Top of Excerpted data
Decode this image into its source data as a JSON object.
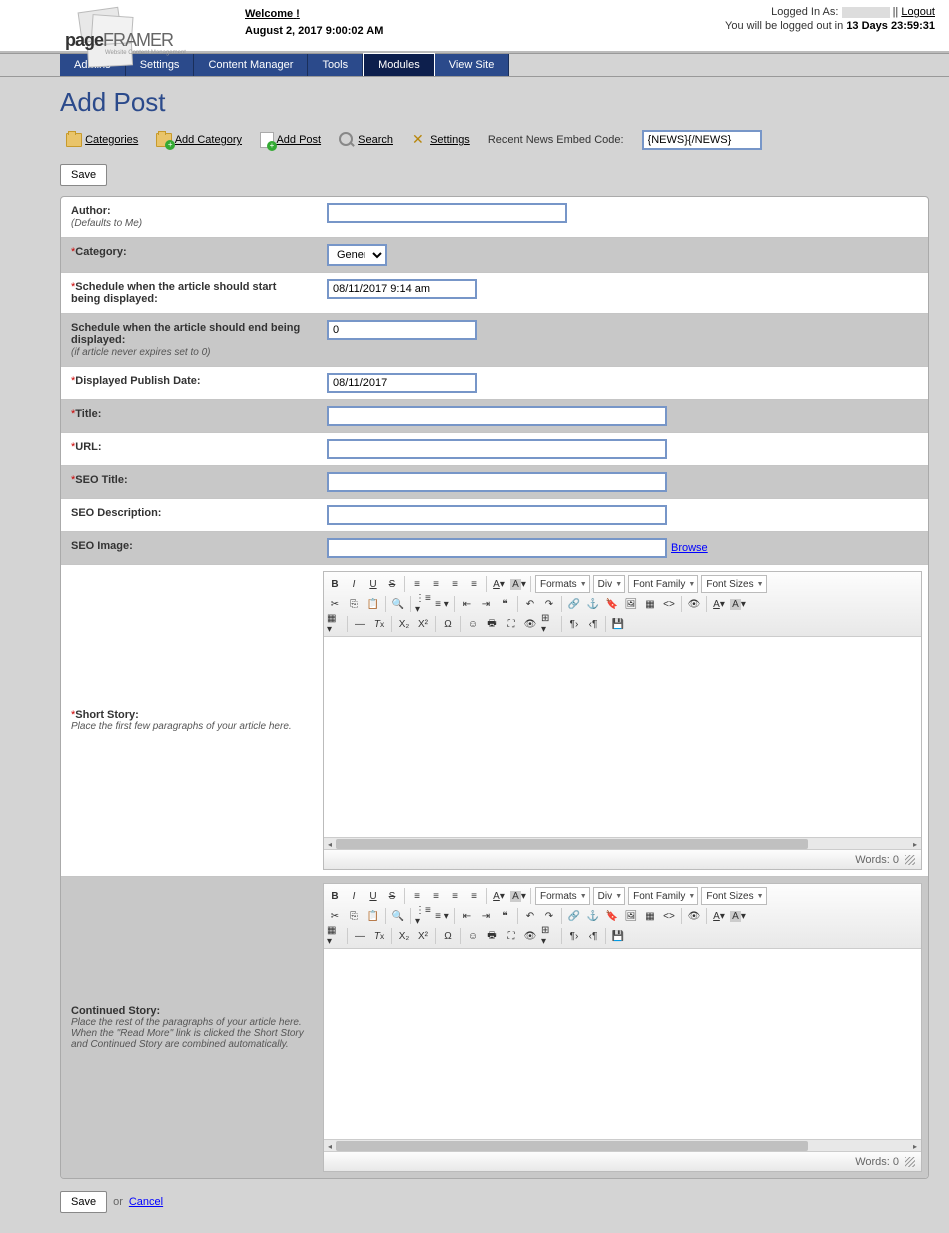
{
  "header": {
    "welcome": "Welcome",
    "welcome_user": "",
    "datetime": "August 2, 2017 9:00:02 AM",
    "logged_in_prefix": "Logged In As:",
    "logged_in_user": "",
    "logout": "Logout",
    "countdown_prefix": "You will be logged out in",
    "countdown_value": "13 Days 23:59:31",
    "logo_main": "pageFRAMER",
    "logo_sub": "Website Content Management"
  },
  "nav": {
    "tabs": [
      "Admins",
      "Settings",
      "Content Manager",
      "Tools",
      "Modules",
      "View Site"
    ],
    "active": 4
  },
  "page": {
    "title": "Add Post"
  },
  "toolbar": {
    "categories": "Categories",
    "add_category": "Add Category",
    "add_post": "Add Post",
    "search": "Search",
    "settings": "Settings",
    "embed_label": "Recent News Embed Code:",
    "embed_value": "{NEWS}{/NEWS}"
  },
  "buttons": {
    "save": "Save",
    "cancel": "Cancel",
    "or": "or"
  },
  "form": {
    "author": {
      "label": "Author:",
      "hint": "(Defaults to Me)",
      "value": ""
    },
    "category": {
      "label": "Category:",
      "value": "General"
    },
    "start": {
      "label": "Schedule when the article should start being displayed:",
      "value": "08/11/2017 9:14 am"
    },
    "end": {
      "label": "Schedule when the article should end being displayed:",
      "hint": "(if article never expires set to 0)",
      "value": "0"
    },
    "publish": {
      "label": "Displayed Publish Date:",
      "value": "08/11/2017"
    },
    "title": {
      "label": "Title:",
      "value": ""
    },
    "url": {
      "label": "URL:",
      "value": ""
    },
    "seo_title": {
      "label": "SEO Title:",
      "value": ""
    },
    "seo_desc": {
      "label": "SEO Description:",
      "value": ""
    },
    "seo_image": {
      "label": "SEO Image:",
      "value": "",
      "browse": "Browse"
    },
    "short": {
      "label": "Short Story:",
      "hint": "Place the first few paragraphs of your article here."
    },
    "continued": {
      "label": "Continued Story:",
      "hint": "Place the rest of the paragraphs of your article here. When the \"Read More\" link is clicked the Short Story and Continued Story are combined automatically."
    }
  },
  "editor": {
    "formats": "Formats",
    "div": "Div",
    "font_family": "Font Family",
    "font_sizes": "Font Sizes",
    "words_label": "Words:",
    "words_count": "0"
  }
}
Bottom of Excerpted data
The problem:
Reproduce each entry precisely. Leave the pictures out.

Output:
Decode this image into its source data as a JSON object.
{
  "header": {
    "welcome": "Welcome",
    "welcome_user": "",
    "datetime": "August 2, 2017 9:00:02 AM",
    "logged_in_prefix": "Logged In As:",
    "logged_in_user": "",
    "logout": "Logout",
    "countdown_prefix": "You will be logged out in",
    "countdown_value": "13 Days 23:59:31",
    "logo_main": "pageFRAMER",
    "logo_sub": "Website Content Management"
  },
  "nav": {
    "tabs": [
      "Admins",
      "Settings",
      "Content Manager",
      "Tools",
      "Modules",
      "View Site"
    ],
    "active": 4
  },
  "page": {
    "title": "Add Post"
  },
  "toolbar": {
    "categories": "Categories",
    "add_category": "Add Category",
    "add_post": "Add Post",
    "search": "Search",
    "settings": "Settings",
    "embed_label": "Recent News Embed Code:",
    "embed_value": "{NEWS}{/NEWS}"
  },
  "buttons": {
    "save": "Save",
    "cancel": "Cancel",
    "or": "or"
  },
  "form": {
    "author": {
      "label": "Author:",
      "hint": "(Defaults to Me)",
      "value": ""
    },
    "category": {
      "label": "Category:",
      "value": "General"
    },
    "start": {
      "label": "Schedule when the article should start being displayed:",
      "value": "08/11/2017 9:14 am"
    },
    "end": {
      "label": "Schedule when the article should end being displayed:",
      "hint": "(if article never expires set to 0)",
      "value": "0"
    },
    "publish": {
      "label": "Displayed Publish Date:",
      "value": "08/11/2017"
    },
    "title": {
      "label": "Title:",
      "value": ""
    },
    "url": {
      "label": "URL:",
      "value": ""
    },
    "seo_title": {
      "label": "SEO Title:",
      "value": ""
    },
    "seo_desc": {
      "label": "SEO Description:",
      "value": ""
    },
    "seo_image": {
      "label": "SEO Image:",
      "value": "",
      "browse": "Browse"
    },
    "short": {
      "label": "Short Story:",
      "hint": "Place the first few paragraphs of your article here."
    },
    "continued": {
      "label": "Continued Story:",
      "hint": "Place the rest of the paragraphs of your article here. When the \"Read More\" link is clicked the Short Story and Continued Story are combined automatically."
    }
  },
  "editor": {
    "formats": "Formats",
    "div": "Div",
    "font_family": "Font Family",
    "font_sizes": "Font Sizes",
    "words_label": "Words:",
    "words_count": "0"
  }
}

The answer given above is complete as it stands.